Anecdotes from the life of the great Tibetan master Gyalse Ngulchu Thogme (1295-1369) — III

By Matthieu Ricard on October 26, 2012

Another time, when Ngulchu Thogme was about twenty, all the monks of É were leaving for Chöbar when Thogme saw a crippled woman weeping by the main door of the monastery.

He asked her what was wrong. She explained that she was crying because the monks were leaving. As she would be left behind, there would be no one left to give her alms. Thogme told her not to despair. He would return to fetch her, he promised.

He carried his belongings up to Chöbar and rested for a short while before leaving again with a rope. His friends called him from afar, asking where he was going. Thogme said that he was going back to get the crippled woman, but they did not believe him.
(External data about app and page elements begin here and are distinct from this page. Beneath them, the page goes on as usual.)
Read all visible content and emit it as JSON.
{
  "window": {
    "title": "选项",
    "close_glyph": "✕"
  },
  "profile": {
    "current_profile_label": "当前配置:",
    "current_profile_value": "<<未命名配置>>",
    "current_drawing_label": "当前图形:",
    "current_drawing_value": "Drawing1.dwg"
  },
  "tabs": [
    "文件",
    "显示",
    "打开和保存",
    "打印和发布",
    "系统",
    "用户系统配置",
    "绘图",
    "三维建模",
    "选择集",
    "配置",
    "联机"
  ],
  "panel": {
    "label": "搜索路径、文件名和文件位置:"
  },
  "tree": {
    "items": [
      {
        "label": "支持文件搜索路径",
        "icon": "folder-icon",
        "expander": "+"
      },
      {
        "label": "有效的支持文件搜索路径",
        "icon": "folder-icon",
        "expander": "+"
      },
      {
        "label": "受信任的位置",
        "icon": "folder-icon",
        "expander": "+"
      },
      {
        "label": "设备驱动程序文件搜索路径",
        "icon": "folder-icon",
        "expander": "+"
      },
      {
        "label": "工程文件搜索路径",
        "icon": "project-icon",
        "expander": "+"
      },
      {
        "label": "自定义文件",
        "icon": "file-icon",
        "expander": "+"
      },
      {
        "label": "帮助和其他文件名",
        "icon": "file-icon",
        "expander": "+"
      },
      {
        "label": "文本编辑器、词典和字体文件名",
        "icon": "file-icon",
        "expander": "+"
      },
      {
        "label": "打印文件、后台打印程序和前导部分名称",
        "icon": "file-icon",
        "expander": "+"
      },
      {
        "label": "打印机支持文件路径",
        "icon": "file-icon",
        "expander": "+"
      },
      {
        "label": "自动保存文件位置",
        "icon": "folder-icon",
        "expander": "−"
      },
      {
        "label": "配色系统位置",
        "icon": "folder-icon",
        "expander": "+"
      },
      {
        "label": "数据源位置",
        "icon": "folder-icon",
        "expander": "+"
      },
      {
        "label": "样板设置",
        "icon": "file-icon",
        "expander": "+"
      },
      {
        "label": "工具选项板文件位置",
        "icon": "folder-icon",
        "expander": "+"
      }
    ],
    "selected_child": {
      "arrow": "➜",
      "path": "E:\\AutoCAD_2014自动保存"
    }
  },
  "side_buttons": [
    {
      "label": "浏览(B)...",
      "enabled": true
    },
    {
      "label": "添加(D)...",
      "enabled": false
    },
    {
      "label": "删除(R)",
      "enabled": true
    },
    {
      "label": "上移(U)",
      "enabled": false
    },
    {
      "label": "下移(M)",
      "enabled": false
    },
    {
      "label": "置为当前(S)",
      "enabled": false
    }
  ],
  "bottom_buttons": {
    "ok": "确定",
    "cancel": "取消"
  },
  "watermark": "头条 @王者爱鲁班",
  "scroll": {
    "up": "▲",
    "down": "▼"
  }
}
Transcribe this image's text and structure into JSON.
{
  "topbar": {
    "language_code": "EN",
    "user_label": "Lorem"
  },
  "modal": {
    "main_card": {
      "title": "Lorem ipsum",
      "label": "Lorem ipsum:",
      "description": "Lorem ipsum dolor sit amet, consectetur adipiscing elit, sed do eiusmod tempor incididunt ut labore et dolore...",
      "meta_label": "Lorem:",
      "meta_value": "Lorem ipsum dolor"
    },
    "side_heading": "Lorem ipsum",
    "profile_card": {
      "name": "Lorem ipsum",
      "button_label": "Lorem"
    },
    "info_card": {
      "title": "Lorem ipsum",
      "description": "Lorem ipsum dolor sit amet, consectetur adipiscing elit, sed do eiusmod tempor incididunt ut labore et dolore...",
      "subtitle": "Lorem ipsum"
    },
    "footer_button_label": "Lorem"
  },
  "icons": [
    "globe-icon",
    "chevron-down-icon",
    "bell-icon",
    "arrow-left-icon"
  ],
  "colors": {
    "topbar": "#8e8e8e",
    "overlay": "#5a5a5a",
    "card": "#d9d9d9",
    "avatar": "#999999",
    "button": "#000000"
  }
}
When he got back to É, however, he found that he could not carry both the woman and her things. So first he carried her clothes and mat a certain distance, and then came back to carry the woman. In this way, carrying in turn the woman and her belongings, he eventually reached Chöbar.

His friends were astonished. They had thought at first that he'd just gone to collect firewood, they said, but what he had done was something truly marvelous.
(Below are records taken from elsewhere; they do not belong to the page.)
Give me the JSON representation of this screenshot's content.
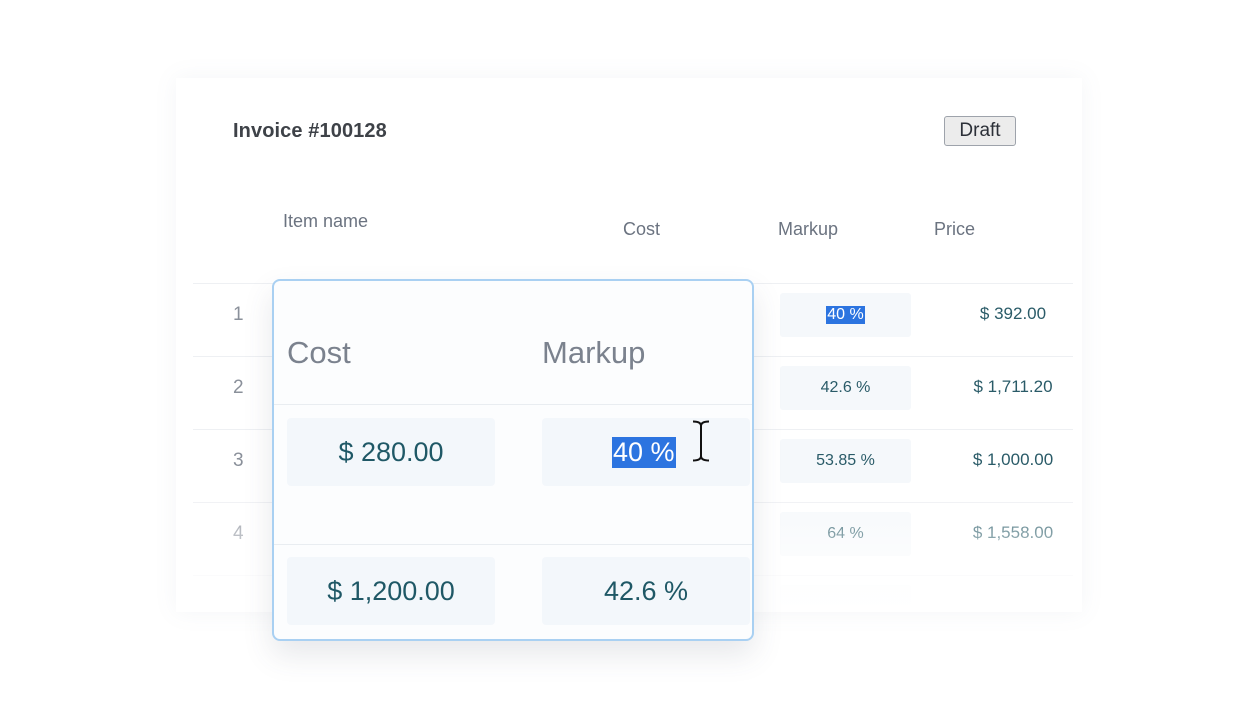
{
  "invoice": {
    "title": "Invoice #100128",
    "status_button": "Draft"
  },
  "columns": {
    "item": "Item name",
    "cost": "Cost",
    "markup": "Markup",
    "price": "Price"
  },
  "rows": [
    {
      "num": "1",
      "markup": "40 %",
      "price": "$ 392.00"
    },
    {
      "num": "2",
      "markup": "42.6 %",
      "price": "$ 1,711.20"
    },
    {
      "num": "3",
      "markup": "53.85 %",
      "price": "$ 1,000.00"
    },
    {
      "num": "4",
      "markup": "64 %",
      "price": "$ 1,558.00"
    }
  ],
  "zoom": {
    "cost_header": "Cost",
    "markup_header": "Markup",
    "rows": [
      {
        "cost": "$ 280.00",
        "markup": "40 %"
      },
      {
        "cost": "$ 1,200.00",
        "markup": "42.6 %"
      }
    ]
  },
  "colors": {
    "selection": "#2c74e0",
    "value_text": "#2a5b68",
    "zoom_border": "#a9d0f2"
  },
  "icons": {
    "cursor": "text-cursor-icon"
  }
}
From The Heart of Compassion, by Dilgo Khyentse Rinpoche, Shambhala Publications